The ceremony involves exhuming even the skeletons of children; fixing damaged coffins or replacing them before the dead bodies are led around the area by following a path of straight lines during the ritual.
A 32-year-old young man, Herman Tandi, dug up the skeletons of his grandparents, Jesaya Tandibua and Yakolina Namanda, that were buried four years ago, brushed their hair and wore them wedding suits.
Another family dug up the skeleton of their relative, an army veteran buried over ten years now, dressed him in army uniform for the ceremony also known as Ma’nene ritual before taking ‘family’ pictures with him.
In another family, the skeleton of Paul Sampe Lumba, who has been dead for seven years, was dressed on eyeglasses, a tie and a striped blazer so he could look good in the family photo while Ne’Tampo, who has been dead for 30 years receives his own makeover.

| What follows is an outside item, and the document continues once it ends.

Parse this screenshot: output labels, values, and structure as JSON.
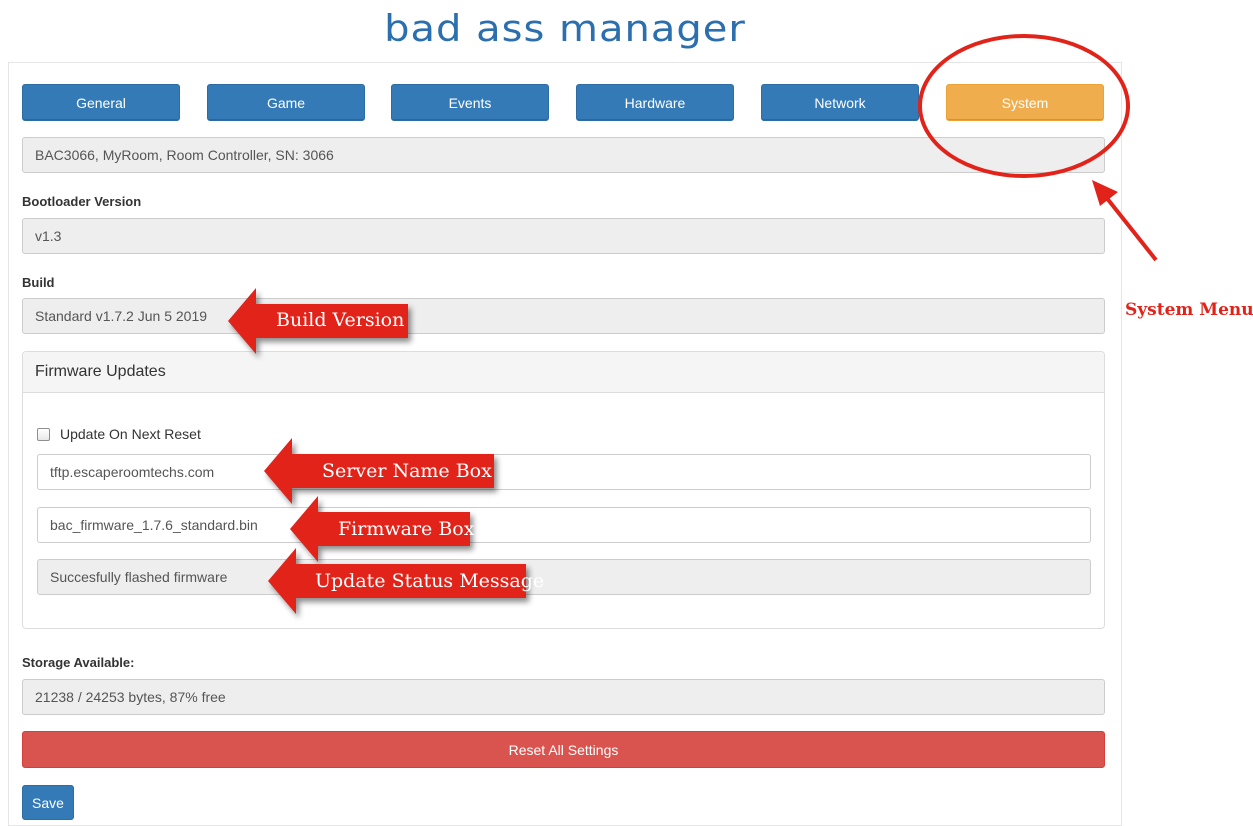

The villagers have an ancient belief that a person’s spirit must return to their place of origin so the more they go to the morgue, the better.